**** SUPPLIED DATA

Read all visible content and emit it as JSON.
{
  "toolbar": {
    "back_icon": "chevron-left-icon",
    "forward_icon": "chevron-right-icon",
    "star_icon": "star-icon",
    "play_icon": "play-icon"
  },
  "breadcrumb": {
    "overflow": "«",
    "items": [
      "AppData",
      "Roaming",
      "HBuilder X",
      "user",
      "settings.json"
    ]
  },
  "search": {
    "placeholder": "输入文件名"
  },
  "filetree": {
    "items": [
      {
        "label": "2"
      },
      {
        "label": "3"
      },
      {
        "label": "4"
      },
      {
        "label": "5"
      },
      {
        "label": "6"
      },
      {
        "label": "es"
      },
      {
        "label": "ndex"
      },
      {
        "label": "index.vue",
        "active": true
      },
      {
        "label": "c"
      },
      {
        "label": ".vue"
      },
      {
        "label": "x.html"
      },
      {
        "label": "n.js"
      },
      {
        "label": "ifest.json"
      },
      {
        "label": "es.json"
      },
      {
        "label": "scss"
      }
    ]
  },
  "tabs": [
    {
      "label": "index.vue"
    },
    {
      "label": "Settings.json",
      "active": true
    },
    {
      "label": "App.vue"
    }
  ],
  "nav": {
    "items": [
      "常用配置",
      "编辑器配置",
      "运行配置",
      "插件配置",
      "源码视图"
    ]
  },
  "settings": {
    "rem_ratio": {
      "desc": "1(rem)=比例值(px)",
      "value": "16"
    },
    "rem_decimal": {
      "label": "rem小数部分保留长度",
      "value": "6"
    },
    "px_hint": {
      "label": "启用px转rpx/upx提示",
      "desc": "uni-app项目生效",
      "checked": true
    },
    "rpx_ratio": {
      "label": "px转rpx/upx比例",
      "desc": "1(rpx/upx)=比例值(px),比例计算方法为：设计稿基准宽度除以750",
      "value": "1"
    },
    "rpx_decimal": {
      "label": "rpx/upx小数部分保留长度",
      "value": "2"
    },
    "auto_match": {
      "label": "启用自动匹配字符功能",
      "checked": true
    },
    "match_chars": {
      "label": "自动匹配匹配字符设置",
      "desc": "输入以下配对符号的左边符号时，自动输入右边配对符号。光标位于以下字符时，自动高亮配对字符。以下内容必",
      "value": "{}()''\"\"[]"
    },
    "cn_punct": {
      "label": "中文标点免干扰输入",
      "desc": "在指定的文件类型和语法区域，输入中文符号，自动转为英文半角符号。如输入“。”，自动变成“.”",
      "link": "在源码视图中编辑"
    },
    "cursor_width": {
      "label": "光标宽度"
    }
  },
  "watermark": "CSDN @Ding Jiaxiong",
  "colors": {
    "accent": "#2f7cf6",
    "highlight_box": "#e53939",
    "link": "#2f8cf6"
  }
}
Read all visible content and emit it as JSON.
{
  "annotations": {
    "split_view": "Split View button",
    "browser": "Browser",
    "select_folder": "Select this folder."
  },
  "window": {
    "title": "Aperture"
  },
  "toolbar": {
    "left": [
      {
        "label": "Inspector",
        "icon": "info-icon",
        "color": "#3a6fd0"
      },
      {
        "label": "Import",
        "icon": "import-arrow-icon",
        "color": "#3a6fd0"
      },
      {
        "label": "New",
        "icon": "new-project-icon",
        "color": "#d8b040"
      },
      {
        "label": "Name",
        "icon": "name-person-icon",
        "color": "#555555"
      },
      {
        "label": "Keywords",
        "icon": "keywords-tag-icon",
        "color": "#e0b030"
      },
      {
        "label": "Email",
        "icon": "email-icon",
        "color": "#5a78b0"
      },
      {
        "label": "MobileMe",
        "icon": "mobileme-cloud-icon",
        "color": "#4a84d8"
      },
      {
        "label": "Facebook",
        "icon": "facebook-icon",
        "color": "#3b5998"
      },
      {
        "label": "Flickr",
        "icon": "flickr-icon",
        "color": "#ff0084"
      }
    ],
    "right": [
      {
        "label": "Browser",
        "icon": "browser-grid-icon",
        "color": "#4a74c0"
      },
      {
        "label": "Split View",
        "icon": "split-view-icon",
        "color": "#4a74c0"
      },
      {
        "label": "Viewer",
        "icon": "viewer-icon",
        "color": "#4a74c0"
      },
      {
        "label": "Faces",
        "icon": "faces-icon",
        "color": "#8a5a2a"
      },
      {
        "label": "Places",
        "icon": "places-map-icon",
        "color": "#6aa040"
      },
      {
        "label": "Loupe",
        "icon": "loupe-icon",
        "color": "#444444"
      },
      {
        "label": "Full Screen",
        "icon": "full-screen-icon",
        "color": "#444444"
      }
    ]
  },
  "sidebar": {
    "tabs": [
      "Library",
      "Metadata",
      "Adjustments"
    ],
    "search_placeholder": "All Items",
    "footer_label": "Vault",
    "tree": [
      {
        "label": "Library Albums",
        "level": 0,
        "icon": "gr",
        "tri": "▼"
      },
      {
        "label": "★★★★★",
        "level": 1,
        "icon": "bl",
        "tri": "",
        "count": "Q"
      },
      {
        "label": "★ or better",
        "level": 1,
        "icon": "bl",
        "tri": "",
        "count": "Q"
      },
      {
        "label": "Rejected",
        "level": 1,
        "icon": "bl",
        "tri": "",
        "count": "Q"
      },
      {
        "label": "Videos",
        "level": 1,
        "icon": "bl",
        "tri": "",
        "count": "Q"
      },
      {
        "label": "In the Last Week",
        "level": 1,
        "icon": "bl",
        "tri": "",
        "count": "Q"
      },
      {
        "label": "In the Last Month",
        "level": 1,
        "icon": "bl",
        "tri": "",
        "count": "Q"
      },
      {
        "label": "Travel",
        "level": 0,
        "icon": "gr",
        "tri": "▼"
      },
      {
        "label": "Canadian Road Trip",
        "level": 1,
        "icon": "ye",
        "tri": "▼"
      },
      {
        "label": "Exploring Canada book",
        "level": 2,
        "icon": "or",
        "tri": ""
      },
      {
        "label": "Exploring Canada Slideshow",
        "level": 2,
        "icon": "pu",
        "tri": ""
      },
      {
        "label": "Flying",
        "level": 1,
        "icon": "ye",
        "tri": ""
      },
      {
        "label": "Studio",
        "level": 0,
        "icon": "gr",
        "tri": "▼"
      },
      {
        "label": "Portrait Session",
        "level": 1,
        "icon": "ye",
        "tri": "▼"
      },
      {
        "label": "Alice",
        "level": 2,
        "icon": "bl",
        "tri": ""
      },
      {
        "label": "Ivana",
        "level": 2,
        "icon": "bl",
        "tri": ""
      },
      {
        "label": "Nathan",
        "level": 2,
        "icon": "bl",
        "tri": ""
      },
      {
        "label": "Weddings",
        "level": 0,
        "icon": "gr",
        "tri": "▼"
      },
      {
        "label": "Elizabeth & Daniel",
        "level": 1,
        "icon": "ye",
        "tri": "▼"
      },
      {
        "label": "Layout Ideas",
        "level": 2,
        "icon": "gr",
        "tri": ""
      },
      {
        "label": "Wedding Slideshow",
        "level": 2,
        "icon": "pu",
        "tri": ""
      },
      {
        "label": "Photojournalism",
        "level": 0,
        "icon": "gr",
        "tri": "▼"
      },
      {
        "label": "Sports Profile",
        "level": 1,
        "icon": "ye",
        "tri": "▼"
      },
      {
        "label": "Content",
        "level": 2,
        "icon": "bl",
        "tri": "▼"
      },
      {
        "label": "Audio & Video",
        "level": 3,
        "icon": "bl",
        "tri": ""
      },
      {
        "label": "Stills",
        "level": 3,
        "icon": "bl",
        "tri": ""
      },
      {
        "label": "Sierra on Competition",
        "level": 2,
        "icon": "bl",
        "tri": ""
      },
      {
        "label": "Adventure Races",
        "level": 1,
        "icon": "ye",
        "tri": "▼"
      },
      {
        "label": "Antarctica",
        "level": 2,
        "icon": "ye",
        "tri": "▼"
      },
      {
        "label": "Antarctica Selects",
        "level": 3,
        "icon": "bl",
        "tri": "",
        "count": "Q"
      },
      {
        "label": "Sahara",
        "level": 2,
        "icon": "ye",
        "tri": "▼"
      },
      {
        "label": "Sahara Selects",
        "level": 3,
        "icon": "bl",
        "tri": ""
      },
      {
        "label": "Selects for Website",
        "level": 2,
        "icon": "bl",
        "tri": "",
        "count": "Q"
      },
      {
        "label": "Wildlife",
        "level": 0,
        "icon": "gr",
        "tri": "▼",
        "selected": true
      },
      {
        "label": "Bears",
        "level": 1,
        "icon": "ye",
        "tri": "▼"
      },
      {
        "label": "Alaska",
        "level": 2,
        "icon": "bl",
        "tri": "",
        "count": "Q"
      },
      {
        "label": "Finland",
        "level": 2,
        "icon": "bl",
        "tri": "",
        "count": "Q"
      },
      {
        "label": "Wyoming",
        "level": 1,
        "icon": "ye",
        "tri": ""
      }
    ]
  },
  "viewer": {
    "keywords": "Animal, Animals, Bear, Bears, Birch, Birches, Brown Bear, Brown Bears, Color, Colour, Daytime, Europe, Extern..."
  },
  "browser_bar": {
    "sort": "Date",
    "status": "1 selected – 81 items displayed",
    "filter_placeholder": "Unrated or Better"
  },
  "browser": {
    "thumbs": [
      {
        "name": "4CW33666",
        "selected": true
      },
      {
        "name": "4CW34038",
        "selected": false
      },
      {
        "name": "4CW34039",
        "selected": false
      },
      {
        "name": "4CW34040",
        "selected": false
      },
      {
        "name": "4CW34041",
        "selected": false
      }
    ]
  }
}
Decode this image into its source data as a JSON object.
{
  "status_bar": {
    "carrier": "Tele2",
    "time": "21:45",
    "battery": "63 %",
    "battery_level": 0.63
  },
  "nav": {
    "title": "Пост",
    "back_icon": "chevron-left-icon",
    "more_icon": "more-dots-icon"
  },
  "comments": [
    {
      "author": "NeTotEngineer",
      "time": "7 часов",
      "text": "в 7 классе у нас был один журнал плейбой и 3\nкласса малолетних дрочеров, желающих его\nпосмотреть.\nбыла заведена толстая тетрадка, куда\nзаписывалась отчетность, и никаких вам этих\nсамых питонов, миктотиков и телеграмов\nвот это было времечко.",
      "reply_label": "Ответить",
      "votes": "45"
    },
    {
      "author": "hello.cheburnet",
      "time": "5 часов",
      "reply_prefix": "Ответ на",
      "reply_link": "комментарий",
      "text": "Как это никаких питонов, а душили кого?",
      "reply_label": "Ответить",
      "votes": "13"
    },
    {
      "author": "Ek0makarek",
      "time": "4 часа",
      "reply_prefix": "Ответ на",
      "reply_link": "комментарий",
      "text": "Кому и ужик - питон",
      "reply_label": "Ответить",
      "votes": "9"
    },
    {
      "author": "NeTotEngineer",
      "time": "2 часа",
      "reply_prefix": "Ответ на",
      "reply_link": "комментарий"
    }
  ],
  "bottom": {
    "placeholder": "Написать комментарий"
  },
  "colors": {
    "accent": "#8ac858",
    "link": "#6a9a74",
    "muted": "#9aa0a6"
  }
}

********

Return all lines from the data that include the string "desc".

EXPECTED ANSWER:
      "desc": "1(rem)=比例值(px)",
      "desc": "uni-app项目生效",
      "desc": "1(rpx/upx)=比例值(px),比例计算方法为：设计稿基准宽度除以750",
      "desc": "输入以下配对符号的左边符号时，自动输入右边配对符号。光标位于以下字符时，自动高亮配对字符。以下内容必",
      "desc": "在指定的文件类型和语法区域，输入中文符号，自动转为英文半角符号。如输入“。”，自动变成“.”",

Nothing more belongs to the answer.